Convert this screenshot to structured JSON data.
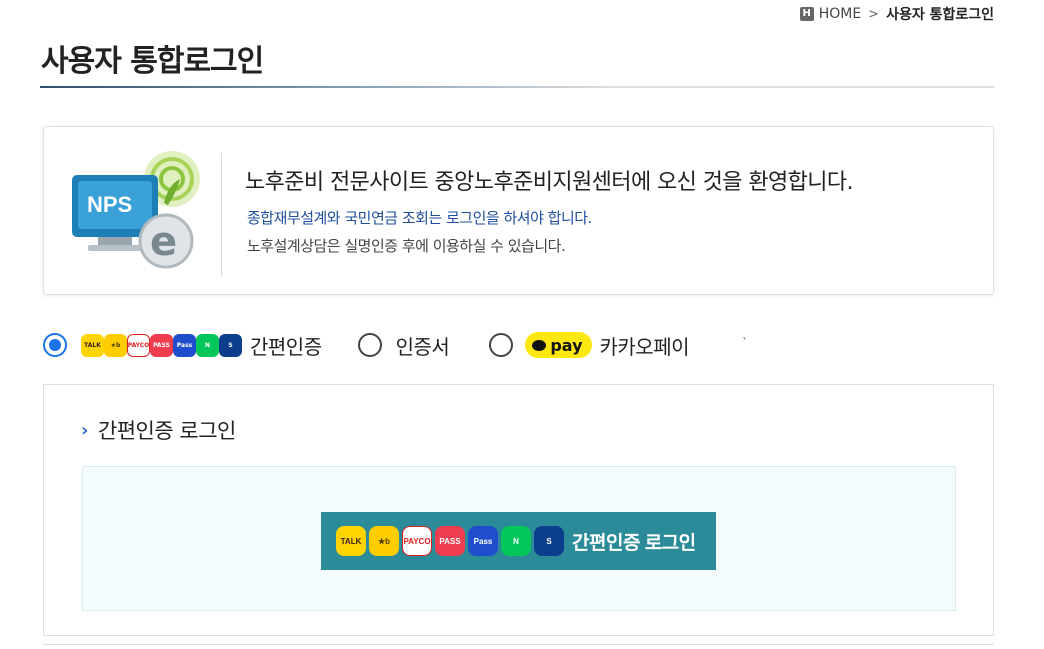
{
  "breadcrumb": {
    "home_label": "HOME",
    "current": "사용자 통합로그인",
    "home_icon": "home-icon"
  },
  "page": {
    "title": "사용자 통합로그인"
  },
  "welcome": {
    "logo_text": "NPS",
    "main": "노후준비 전문사이트 중앙노후준비지원센터에 오신 것을 환영합니다.",
    "sub1": "종합재무설계와 국민연금 조회는 로그인을 하셔야 합니다.",
    "sub2": "노후설계상담은 실명인증 후에 이용하실 수 있습니다."
  },
  "auth_options": {
    "selected": "simple",
    "simple_label": "간편인증",
    "cert_label": "인증서",
    "kakaopay_badge": "pay",
    "kakaopay_label": "카카오페이",
    "stray_mark": "`"
  },
  "provider_icons": [
    {
      "name": "kakaotalk-icon",
      "text": "TALK",
      "bg": "#ffd400",
      "fg": "#3a1d1d"
    },
    {
      "name": "kb-icon",
      "text": "★b",
      "bg": "#ffcc00",
      "fg": "#4a3a00"
    },
    {
      "name": "payco-icon",
      "text": "PAYCO",
      "bg": "#ffffff",
      "fg": "#e02020"
    },
    {
      "name": "pass-icon",
      "text": "PASS",
      "bg": "#ee3d4f",
      "fg": "#ffffff"
    },
    {
      "name": "samsung-pass-icon",
      "text": "Pass",
      "bg": "#1e4ecb",
      "fg": "#ffffff"
    },
    {
      "name": "naver-icon",
      "text": "N",
      "bg": "#03c75a",
      "fg": "#ffffff"
    },
    {
      "name": "shinhan-icon",
      "text": "S",
      "bg": "#0b3e8c",
      "fg": "#ffffff"
    }
  ],
  "login_section": {
    "title": "간편인증 로그인",
    "button_label": "간편인증 로그인"
  },
  "colors": {
    "accent": "#1a73e8",
    "button_bg": "#2c8b99",
    "kakao_yellow": "#ffe812",
    "link_blue": "#1f4e9c"
  }
}
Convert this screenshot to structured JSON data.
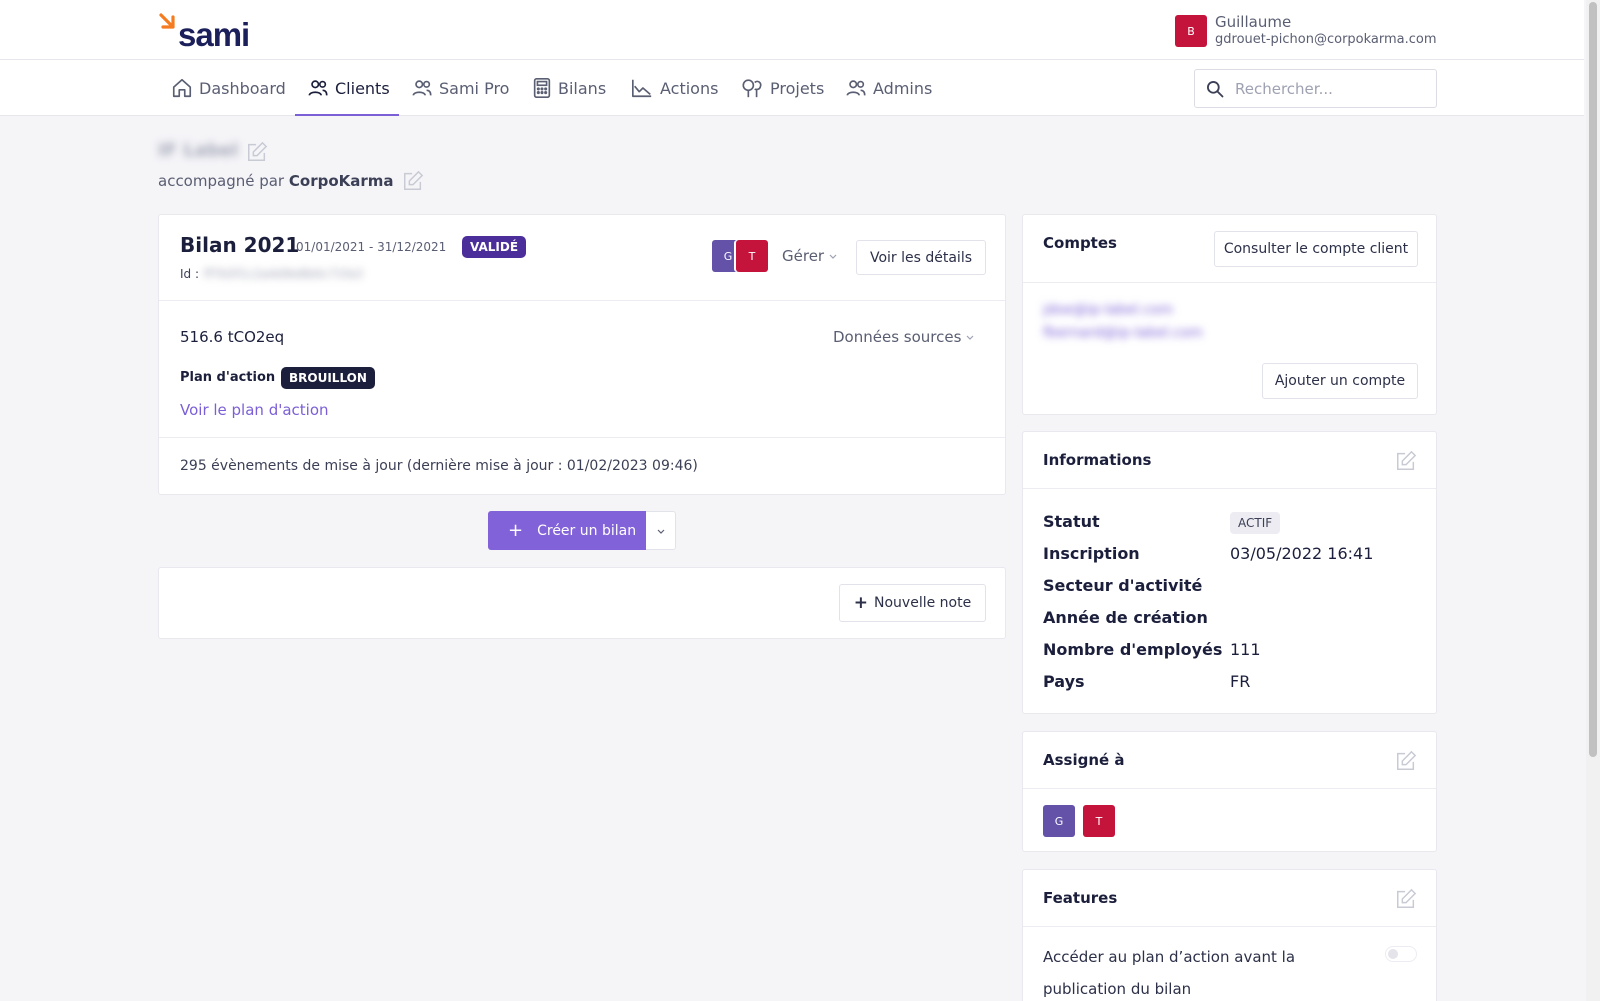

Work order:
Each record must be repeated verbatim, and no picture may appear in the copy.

Answer to this exercise:
Convert this screenshot to structured JSON data.
{
  "breadcrumb": {
    "home_label": "HOME",
    "current": "사용자 통합로그인",
    "home_icon": "home-icon"
  },
  "page": {
    "title": "사용자 통합로그인"
  },
  "welcome": {
    "logo_text": "NPS",
    "main": "노후준비 전문사이트 중앙노후준비지원센터에 오신 것을 환영합니다.",
    "sub1": "종합재무설계와 국민연금 조회는 로그인을 하셔야 합니다.",
    "sub2": "노후설계상담은 실명인증 후에 이용하실 수 있습니다."
  },
  "auth_options": {
    "selected": "simple",
    "simple_label": "간편인증",
    "cert_label": "인증서",
    "kakaopay_badge": "pay",
    "kakaopay_label": "카카오페이",
    "stray_mark": "`"
  },
  "provider_icons": [
    {
      "name": "kakaotalk-icon",
      "text": "TALK",
      "bg": "#ffd400",
      "fg": "#3a1d1d"
    },
    {
      "name": "kb-icon",
      "text": "★b",
      "bg": "#ffcc00",
      "fg": "#4a3a00"
    },
    {
      "name": "payco-icon",
      "text": "PAYCO",
      "bg": "#ffffff",
      "fg": "#e02020"
    },
    {
      "name": "pass-icon",
      "text": "PASS",
      "bg": "#ee3d4f",
      "fg": "#ffffff"
    },
    {
      "name": "samsung-pass-icon",
      "text": "Pass",
      "bg": "#1e4ecb",
      "fg": "#ffffff"
    },
    {
      "name": "naver-icon",
      "text": "N",
      "bg": "#03c75a",
      "fg": "#ffffff"
    },
    {
      "name": "shinhan-icon",
      "text": "S",
      "bg": "#0b3e8c",
      "fg": "#ffffff"
    }
  ],
  "login_section": {
    "title": "간편인증 로그인",
    "button_label": "간편인증 로그인"
  },
  "colors": {
    "accent": "#1a73e8",
    "button_bg": "#2c8b99",
    "kakao_yellow": "#ffe812",
    "link_blue": "#1f4e9c"
  }
}
Convert this screenshot to structured JSON data.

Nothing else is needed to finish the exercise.